    I should have said the force is 10, I forgot it is the distance that is 1. Still, there's no force that is 20 here, if you lift something up against gravity, such that it acquires no significant velocity but rises up a distance of 1 (let's not bother with units, it's metric), the work looks like this:
    work by external force = 10*1 = 10
    work by gravity = -10*1 = -10
    net work = 0
    change in kinetic energy = 0
    which all checks with no significant velocity, verifying that we did indeed need an external force of +10 to get this done.
     
  20. Dec 8, 2015 #19
    You are mixing the work done by different forces. And using units won't hurt either.:)
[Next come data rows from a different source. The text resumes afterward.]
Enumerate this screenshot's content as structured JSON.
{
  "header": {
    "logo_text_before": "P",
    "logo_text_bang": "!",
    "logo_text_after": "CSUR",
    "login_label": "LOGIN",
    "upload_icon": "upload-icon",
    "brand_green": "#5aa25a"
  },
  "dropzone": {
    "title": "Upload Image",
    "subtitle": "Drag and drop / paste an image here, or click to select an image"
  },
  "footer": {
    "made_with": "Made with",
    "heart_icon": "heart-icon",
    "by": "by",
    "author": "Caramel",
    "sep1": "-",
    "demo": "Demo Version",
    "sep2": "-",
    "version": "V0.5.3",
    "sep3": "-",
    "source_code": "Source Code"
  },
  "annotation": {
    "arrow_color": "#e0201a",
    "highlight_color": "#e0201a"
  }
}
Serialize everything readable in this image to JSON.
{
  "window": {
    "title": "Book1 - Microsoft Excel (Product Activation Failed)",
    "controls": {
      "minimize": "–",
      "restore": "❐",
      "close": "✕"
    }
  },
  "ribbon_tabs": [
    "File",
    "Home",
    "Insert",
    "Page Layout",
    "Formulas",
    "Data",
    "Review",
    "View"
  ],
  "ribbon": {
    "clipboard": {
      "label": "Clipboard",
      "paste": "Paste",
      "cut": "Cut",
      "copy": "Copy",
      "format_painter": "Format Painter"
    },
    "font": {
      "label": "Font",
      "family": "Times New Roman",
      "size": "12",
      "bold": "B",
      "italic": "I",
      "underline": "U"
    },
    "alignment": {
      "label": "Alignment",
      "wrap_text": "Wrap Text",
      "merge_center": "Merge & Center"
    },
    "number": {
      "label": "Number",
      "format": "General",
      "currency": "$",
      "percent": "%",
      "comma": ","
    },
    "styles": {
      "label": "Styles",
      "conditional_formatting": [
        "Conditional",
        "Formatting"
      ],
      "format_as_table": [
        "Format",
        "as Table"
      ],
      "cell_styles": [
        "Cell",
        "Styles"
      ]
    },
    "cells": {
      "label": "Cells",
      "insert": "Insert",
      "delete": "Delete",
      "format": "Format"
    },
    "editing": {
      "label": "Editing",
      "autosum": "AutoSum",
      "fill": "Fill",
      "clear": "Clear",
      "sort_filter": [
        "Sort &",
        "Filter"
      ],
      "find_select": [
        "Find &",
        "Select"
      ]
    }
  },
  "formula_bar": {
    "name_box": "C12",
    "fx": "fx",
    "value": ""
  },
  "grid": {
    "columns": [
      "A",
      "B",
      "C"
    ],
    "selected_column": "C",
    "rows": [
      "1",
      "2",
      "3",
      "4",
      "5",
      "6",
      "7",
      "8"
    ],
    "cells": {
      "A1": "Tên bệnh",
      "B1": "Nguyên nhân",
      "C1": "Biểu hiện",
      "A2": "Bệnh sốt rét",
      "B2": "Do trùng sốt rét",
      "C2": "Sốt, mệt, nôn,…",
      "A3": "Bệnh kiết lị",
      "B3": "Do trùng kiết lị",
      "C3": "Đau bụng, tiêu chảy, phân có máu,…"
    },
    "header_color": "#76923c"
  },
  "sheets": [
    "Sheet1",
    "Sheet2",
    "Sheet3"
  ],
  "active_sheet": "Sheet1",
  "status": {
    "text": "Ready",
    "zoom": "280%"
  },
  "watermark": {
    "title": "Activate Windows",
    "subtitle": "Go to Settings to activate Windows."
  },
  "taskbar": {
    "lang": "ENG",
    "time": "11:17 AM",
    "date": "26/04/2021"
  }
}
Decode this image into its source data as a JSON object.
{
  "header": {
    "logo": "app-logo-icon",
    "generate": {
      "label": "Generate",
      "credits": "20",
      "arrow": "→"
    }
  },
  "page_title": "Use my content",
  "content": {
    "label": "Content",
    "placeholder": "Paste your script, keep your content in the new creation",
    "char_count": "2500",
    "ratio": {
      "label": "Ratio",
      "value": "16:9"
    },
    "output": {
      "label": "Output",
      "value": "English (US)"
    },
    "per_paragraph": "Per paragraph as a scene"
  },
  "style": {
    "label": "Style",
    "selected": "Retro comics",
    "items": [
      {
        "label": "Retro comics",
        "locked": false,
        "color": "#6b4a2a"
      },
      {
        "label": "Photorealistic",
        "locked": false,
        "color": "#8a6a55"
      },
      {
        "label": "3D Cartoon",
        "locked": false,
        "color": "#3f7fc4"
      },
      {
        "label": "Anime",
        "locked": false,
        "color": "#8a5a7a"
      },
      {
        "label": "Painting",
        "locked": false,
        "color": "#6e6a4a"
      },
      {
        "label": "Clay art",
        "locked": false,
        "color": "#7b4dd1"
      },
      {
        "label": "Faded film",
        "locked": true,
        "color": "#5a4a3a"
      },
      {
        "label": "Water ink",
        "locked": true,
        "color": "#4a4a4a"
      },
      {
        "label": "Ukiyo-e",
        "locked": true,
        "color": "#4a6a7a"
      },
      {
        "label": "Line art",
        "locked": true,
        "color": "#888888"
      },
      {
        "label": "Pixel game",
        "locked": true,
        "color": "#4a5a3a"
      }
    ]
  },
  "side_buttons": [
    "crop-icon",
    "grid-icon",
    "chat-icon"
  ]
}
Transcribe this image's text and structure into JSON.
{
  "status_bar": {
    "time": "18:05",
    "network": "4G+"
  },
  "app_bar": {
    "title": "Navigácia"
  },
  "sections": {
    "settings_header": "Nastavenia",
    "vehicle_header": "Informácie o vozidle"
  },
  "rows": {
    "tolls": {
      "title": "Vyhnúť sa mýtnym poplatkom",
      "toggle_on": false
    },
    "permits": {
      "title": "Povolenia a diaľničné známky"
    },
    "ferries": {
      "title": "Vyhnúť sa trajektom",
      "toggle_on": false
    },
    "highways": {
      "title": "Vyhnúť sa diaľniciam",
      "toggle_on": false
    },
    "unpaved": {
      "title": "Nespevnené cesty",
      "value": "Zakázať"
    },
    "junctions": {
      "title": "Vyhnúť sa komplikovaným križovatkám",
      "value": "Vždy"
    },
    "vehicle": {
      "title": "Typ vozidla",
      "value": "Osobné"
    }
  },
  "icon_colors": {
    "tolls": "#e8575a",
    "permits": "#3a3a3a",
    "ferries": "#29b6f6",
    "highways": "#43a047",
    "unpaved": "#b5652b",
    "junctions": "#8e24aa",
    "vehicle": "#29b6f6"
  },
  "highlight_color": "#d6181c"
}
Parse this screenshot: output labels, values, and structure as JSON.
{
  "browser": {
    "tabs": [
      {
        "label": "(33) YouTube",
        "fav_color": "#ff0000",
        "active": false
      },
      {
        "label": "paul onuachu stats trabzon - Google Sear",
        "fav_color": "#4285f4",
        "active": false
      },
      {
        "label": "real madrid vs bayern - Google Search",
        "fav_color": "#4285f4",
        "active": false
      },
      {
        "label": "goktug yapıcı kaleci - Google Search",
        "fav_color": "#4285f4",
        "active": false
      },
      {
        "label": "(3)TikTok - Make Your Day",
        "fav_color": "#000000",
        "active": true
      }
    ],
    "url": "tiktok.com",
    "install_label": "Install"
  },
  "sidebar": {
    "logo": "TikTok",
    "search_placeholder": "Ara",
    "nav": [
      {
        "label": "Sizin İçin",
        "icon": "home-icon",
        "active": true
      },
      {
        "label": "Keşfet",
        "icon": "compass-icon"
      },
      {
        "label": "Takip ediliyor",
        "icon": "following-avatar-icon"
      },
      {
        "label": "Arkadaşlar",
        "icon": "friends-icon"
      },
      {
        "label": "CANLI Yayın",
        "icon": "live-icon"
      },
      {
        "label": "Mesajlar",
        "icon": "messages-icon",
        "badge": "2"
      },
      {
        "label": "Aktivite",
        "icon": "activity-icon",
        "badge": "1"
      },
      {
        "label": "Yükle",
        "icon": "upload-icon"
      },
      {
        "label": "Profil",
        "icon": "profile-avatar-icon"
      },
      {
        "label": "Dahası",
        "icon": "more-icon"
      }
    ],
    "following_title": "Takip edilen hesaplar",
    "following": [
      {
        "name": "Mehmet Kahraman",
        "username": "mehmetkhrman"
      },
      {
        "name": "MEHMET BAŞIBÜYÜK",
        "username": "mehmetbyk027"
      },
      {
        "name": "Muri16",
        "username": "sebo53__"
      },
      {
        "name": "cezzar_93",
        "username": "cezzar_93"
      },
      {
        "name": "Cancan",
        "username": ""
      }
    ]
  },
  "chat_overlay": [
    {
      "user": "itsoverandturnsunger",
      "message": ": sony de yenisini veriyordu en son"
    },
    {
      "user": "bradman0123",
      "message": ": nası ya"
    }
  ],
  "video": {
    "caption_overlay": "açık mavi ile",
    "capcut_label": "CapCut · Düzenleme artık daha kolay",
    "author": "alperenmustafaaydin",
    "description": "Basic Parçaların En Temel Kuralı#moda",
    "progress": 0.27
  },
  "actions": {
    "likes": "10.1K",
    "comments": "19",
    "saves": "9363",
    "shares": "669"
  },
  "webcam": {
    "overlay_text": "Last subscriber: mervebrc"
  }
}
    If you lift a 1kg block (you never mentioned the mass of the block, I think) to a height of 1 m "from rest to rest" the net work is zero. The change in KE is zero. This is the work-energy theorem.
    The work done by gravity is -10J (assuming g=10 m/s2). The force of gravity is opposite to the displacement so the work is negative.
    You can associate this work with a change in gravitational potential energy, ΔPE=-W=10J . The gravitational PE has increased by lifting the body. The KE did not change. So the change in mechanical (PE+KE) is +10J.

    Because the net work is zero, the work done by the force lifting the body should be +10J, to cancel the -10J done by gravity.
    So the work done by this force is equal to the change in mechanical energy.

    As long as you use the definition consistently there is no contradiction.
     
  21. Dec 8, 2015 #20
    Oh wait... Yeah! I forgot that potential is for a specific force. Can you explain to me specifically in what cases -deltaU and deltaKE gives you the work of a specific force and when it gives you total work? Also, why must F be 10. Can't you just apply any force to the object you are lifting? Sorry if I am bothering you too much.
     
Know someone interested in this topic? Share this thread via Reddit, Google+, Twitter, or Facebook




Similar Discussions: Work-Energy Theorem Question
  1. Work-Energy Theorem (Replies: 2)

Loading...